The mountain is full of history, old and more recent. It was used by ancient tribes for their worship of the God Soranus; it was mentioned by Horace, Virgil and Ovid in their writings; and it became a WWII hideout.
After entering the Riserva Naturale (protected land), you can set out following one of the 11 trails, with enticing names like Strada Militare (Military Road), Casaccia dei Ladri (Den of Thieves), and Degli Eremi (Monks’ Refuges). These pass by old WWII tunnels and bunkers which Mussolini built in 1936 as a hideout for his troops. German Field Marshall Albert Kesselring then used them for his headquarters for nine months, holding Italian prisoners of war there as well, until he abandoned them after being bombed by the Allies.
After heading up, down, and then up again, you will reach the Eremo di S. Silvestro, (hermitage) founded by Pope Sylvester during Emperor Constantine’s era, around 340 AD. This church also saw a visit by Charlemagne on his way to Rome to be crowned Emperor, and was built on top of a pagan temple, possibly to Apollo. An active church for over 1000 years, it still has frescoes dating to the 13th-14th centuries on the inner walls.

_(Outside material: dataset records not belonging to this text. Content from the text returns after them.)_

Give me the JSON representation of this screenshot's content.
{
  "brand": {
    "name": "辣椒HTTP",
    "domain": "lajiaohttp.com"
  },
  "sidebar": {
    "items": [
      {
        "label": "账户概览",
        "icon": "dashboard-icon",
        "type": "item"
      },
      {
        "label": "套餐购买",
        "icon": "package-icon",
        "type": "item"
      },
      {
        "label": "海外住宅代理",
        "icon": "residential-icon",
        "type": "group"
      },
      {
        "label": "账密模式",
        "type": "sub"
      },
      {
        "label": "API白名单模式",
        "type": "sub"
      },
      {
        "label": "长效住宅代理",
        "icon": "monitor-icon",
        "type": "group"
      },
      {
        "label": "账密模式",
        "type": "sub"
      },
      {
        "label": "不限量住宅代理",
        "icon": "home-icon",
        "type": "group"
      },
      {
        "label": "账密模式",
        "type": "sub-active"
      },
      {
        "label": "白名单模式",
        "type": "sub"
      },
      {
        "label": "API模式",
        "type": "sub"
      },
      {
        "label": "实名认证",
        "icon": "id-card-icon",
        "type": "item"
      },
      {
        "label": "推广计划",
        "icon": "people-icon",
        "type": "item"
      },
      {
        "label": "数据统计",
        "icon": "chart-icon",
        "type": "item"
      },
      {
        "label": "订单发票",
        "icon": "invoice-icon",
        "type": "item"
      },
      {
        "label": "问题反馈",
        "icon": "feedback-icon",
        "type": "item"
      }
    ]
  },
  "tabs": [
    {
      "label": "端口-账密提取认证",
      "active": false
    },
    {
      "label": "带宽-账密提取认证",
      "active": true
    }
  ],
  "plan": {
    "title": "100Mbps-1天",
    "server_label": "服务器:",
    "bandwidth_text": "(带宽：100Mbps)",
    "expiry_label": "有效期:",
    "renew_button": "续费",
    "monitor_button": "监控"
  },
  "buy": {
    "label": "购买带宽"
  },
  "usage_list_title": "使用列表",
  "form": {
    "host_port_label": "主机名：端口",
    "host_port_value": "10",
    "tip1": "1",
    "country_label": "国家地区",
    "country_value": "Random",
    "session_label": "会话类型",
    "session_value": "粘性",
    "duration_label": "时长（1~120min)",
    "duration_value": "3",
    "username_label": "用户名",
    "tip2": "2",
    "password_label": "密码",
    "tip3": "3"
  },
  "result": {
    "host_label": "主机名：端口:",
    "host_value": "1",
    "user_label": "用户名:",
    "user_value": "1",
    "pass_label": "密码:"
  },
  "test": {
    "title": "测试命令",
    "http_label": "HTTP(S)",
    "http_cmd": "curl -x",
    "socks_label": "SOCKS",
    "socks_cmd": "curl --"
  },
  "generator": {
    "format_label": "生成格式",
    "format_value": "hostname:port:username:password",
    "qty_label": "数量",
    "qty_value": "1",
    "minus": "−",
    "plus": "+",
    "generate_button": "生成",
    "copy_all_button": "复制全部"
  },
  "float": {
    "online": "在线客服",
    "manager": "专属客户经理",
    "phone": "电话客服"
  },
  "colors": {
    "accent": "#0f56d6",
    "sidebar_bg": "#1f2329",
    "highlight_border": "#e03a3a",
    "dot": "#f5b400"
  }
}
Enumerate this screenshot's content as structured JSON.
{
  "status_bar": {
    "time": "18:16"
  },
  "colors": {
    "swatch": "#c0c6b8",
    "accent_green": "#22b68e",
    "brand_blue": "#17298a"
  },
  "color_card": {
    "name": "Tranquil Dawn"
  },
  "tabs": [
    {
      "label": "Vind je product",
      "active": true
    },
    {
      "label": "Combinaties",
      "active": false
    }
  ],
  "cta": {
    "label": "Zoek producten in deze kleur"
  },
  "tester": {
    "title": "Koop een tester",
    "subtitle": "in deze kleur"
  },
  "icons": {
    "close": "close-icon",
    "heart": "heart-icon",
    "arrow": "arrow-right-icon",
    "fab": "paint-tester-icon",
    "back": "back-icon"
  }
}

From there back to the car in the village is an easy stroll down on a hard-packed narrow road. Those who want to avoid the steep climbs can choose this route, starting up this way and just stopping at the hermitage. On a clear day, the views west over Lake Bracciano and of the sea beyond are truly worth the effort. Of course, for those who have had enough of nature after all this, or who don’t want to bother with hiking at all, there is always the shopping outlet below Soratte!